“This achievement is the result of years-long preparation by the EUROfusion team of researchers across Europe. The record, and more importantly the things we’ve learned about fusion under these conditions and how it fully confirms our predictions, show that we are on the right path to a future world of fusion energy. If we can maintain fusion for five seconds, we can do it for five minutes and then five hours as we scale up our operations in future machines. This is a big moment for every one of us and the entire fusion community. Crucially, the operational experience we’ve gained under realistic conditions gives us great confidence for the next stage of experiments at ITER and Europe’s demonstration power plant EU DEMO, which is being designed to put electricity on the grid,’’ Prof Tony Donné, EUROfusion Programme Manager (CEO).
The JET fusion experiment can create plasmas reaching temperatures of 150 million degrees Celsius, 10 times hotter than the centre of the sun.
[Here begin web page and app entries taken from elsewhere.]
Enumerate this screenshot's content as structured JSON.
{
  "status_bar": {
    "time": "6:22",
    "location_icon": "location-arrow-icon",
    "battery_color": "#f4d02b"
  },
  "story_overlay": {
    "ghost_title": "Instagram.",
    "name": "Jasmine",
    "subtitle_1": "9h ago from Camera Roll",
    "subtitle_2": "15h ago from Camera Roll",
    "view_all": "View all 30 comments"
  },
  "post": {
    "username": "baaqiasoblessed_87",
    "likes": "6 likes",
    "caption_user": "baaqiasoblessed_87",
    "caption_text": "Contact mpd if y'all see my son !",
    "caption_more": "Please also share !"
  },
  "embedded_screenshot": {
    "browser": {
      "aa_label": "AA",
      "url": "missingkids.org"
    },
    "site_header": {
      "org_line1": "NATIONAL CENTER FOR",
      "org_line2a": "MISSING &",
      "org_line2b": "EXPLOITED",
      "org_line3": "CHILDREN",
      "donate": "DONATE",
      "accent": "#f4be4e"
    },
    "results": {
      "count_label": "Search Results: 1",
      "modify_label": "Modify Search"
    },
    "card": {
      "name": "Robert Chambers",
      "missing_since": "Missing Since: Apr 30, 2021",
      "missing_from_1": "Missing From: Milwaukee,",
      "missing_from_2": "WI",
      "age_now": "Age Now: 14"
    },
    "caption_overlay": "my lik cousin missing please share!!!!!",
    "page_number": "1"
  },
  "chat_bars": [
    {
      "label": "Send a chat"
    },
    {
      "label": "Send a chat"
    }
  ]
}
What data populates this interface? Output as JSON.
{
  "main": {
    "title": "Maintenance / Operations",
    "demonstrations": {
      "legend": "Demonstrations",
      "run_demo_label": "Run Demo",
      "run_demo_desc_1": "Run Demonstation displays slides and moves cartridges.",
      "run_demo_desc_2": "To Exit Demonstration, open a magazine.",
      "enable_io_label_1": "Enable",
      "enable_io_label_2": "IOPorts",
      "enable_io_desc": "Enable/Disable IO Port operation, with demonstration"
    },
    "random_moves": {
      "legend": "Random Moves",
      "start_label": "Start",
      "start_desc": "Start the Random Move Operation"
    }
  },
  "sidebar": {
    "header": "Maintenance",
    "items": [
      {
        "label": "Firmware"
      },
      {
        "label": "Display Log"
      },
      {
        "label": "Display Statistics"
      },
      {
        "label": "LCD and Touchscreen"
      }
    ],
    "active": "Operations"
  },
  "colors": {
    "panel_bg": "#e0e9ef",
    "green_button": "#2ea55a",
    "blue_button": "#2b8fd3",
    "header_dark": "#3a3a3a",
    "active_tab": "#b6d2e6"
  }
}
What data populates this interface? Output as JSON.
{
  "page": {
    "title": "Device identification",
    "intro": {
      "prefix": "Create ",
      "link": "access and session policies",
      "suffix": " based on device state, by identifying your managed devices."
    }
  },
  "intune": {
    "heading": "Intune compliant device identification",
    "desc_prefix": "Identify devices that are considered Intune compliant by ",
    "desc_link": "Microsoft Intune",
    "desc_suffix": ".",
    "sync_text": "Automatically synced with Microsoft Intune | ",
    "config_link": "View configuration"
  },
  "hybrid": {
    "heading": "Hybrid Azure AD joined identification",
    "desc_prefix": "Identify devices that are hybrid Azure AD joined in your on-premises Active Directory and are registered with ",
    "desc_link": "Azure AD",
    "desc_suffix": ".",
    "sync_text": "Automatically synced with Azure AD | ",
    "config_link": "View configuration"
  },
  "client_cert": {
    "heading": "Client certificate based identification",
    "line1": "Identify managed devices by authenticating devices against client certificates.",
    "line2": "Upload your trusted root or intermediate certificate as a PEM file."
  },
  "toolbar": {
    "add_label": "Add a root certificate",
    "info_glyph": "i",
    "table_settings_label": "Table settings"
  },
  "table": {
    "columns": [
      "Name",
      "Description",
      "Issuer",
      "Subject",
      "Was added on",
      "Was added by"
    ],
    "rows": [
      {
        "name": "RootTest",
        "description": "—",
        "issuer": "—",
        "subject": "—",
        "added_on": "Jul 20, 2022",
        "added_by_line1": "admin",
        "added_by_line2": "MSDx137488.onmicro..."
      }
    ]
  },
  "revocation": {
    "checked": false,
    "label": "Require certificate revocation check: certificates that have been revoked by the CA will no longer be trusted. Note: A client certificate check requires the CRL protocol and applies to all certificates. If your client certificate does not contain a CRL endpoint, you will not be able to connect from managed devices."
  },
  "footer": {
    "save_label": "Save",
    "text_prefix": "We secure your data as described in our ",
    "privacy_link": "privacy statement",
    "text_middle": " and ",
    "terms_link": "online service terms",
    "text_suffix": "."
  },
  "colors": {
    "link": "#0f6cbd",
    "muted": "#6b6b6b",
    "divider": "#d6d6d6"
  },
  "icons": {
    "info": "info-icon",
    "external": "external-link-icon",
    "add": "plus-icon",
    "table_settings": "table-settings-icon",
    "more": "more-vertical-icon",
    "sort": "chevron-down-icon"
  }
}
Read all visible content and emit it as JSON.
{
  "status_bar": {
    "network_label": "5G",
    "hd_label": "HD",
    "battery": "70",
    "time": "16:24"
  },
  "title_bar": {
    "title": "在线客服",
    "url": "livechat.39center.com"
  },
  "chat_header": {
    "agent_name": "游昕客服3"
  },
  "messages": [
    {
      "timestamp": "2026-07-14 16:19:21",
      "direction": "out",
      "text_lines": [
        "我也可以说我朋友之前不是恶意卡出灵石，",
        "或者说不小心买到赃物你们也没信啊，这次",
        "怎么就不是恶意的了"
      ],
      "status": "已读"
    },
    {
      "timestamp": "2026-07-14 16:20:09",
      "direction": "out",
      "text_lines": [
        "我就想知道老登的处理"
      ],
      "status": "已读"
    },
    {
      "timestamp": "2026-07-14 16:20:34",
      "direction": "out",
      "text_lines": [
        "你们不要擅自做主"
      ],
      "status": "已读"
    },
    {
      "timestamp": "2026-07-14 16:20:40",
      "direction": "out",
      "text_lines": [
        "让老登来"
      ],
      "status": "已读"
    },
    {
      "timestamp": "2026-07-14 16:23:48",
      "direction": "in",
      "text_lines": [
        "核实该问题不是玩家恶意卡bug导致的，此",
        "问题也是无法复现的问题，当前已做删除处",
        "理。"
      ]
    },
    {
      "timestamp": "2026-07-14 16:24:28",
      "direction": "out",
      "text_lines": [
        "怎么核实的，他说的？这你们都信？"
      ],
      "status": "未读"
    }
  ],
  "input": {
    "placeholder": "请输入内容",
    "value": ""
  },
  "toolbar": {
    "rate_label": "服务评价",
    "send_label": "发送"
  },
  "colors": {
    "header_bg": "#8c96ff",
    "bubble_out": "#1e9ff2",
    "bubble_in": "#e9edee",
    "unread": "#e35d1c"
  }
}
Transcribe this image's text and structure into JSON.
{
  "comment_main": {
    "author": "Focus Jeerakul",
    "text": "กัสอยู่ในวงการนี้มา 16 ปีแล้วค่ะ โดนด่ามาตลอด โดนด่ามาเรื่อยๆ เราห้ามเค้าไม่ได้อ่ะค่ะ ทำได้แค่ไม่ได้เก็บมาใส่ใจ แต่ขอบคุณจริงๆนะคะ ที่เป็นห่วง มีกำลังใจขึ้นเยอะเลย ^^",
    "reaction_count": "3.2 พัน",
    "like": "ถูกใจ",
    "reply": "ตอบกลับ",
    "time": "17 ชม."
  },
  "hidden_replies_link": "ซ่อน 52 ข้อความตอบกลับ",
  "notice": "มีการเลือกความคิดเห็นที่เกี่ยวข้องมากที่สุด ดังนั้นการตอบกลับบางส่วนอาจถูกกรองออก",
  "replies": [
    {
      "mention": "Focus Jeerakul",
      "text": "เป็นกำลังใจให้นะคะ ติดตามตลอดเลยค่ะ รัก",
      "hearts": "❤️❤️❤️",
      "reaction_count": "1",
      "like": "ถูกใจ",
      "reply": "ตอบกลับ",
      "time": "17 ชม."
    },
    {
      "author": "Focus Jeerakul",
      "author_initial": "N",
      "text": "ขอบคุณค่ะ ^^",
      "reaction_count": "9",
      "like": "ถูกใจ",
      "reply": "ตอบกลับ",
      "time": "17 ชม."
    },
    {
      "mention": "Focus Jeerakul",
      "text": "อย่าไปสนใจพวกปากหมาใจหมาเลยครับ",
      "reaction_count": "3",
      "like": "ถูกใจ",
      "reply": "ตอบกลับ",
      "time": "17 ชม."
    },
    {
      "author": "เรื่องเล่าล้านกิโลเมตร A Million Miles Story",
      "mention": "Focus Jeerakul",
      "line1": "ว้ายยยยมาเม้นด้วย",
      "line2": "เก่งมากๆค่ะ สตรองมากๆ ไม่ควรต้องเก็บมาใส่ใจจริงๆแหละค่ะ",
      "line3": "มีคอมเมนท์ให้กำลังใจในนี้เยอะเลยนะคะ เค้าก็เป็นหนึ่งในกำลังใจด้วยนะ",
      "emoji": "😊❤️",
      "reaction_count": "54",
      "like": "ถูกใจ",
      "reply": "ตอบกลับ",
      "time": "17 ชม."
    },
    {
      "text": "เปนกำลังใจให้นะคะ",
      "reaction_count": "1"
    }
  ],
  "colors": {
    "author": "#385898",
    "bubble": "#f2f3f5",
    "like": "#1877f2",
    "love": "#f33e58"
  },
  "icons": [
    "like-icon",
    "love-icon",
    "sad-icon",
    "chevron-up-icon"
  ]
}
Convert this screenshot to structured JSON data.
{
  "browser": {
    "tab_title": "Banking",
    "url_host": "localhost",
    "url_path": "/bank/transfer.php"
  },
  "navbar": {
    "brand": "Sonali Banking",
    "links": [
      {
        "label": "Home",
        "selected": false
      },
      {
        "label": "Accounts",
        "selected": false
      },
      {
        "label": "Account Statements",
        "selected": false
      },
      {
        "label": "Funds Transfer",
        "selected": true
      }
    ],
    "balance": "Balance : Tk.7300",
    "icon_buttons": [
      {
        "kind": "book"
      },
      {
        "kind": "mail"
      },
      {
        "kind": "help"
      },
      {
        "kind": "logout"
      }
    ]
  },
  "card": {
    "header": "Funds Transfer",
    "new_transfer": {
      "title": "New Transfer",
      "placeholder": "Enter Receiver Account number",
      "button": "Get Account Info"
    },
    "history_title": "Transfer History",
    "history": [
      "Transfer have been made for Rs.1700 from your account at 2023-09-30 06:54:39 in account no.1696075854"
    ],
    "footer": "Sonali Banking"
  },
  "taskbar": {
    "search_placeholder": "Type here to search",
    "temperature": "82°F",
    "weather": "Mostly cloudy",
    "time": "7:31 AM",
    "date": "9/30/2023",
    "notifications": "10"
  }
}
JET is a vital test bed for ITER, one of the biggest collaborative science projects in history. JET can reach conditions similar to those in ITER and future fusion power plants, and is the only operational tokamak in the world that can use the same deuterium-tritium (D-T) fuel mix planned for those devices.
"These new record results confirm to us that ITER will work well. Namely, in the 1997 experiments, the inner plasma-facing armor of the JET tokamaks was made of porous carbon fiber sheets. Although they withstood temperatures of up to 3000 degrees Celsius, they strongly absorbed the fusion fuel, i.e., the deuterium and tritium gasses, so that the reaction was 'smothered'. At the same time, a large amount of carbon dust was produced, which also absorbed the fusion fuel.
Since then, efforts have been made to avoid absorption of the fuel in the walls by using tungsten and beryllium armor, as it is common today. Earlier experiments were conducted with extra caution in 2014 because it was not clear how the fusion dust would be composed under the new conditions, how much it would absorb the fusion fuel, and whether it would self-ignite and be explosive. All these doubts were dispelled by the analysis of fusion dust particles carried out during the three-year period from 2017 to 2020 at the RBI ion microprobe in Laboratory for ion beam interactions, in collaboration with colleagues from the UK, Sweden and Poland," explained Dr Tonči Tadić, head of the Croatian fusion activities within the EUROfusion consortium and coordinator of the DONES-PreP Project Council in Croatia.
Dr Tadić recalled that the close collaboration between Croatian fusion scientists and their British colleagues dates back to 2013, when a bilateral cooperation agreement was signed between the RBI and the Culham Fusion Energy Center (CCFE) of the UKAEA, which hosts JET. In 2013, the RBI obtained the status of a "UK External Fusion Research Unit" within the EU. Since then, UK scientists have regularly used the expertise of the Laboratory for ion beam interactions to analyse fusion samples with an ion microprobe or to irradiate fusion materials with a DiFU device.
Volker Naulin, Head of the Fusion Science Department at EUROfusion, said: “As EUROfusion we designed this experimental campaign at JET to optimally prepare for the start of ITER by investigating the energetic processes that will come into play there and to prepare the next generation of fusion researchers. The experiments confirmed our predictions, motivating us in doing our best to ensure a timely success of ITER operation. The results are support for an early decision for a European DEMO power plant, as fusion is needed for long term decarbonisation of our energy supply”
As pressures mount to address the effects of climate change through decarbonising energy production, this success is a major step forward on fusion’s roadmap as a safe, efficient, low carbon means of tackling the global energy crisis.